Crushed by negative news?Sign up for the Reasons to be Cheerful newsletter.
The pandemic threatened to undo some of fiftyfifty’s progress. During the lockdown in the spring and summer of 2020, hardly anybody wanted to approach a street vendor selling the fiftyfifty magazine. “It was almost like we were the only people on the street,” Ongaro remembers. The magazine rescued itself by establishing online subscriptions to recover its costs, but it was a rough two years.
The housing crunch has been exacerbated by soaring housing prices, which have doubled and tripled in German cities over the last few years, especially in already overpriced markets like Berlin, Munich and Düsseldorf. Asked how Housing First can secure affordable housing in an overheated market, Busch-Geertsema reels off a list of measures cities and communities can take: force real estate investors to allocate up to 20 percent of new apartments as affordable, guarantee landlords their rent if they lease their property to an unhoused tenant, or motivate churches to allocate some of their real estate to people experiencing homelessness. Also, Busch-Geertsema points out that it is just as important to help housed people not slip into homelessness in the first place. “It’s much easier to support someone in their home than to start all over on the streets.” Or, as the late fiftyfifty supporter and enfant terrible artist Jörg Immendorff put it: “We need badass action from the state.”

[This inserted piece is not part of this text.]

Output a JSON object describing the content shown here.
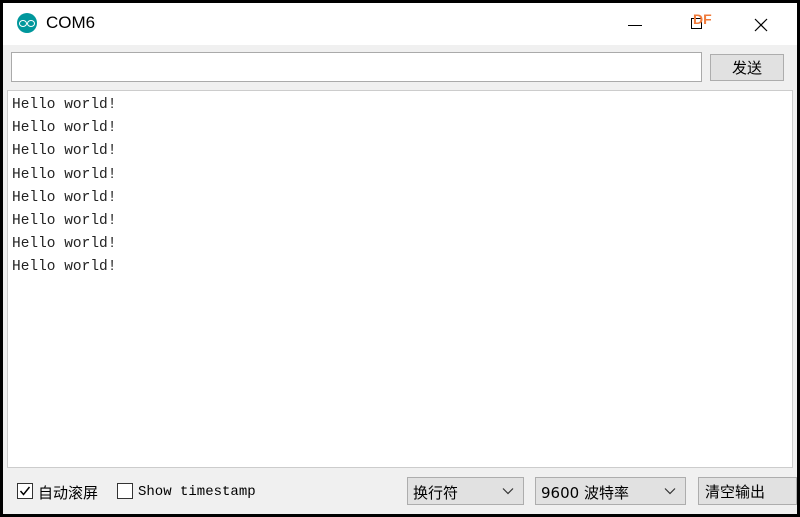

Despite the taxed resources, on the other hand, the pandemic made some wealthy people even wealthier. An often underestimated aspect of fiftyfifty’s concept is that it gives people a reliable tool to help the neediest. “People who buy renowned art usually have disposable income,” Ongaro has learned. “But when they give donations to organizations, it is often unclear where the money goes exactly or how much is skimmed for administrative costs. Our process is very simple: You have the money to buy an apartment, and we handle everything else. This way, the donor knows exactly whom they are helping. They can even visit the person if they want to or receive regular updates. It’s very clear cut.”
People who don’t have that kind of money but love art might purchase one of the cheaper prints in the gallery, starting at 120 Euros (around $127 USD). If they have hardly any money to spare, they could volunteer their services, for instance, to renovate an apartment, sell the fiftyfifty newspaper or simply buy a subscription online.
As of April 1, Germany had registered around 300,000 refugees from Ukraine, some of which use the same resources as fiftyfifty’s clients. Fiftyfifty has allocated two apartments for Ukrainian families, and Ongaro is on the board of a refugee nonprofit called Stay that fiftyfifty founded 13 years ago. Even with these added pressures, however, Ongaro is convinced that fiftyfifty will reach its goal: “We want to show that we can solve homelessness in this city.”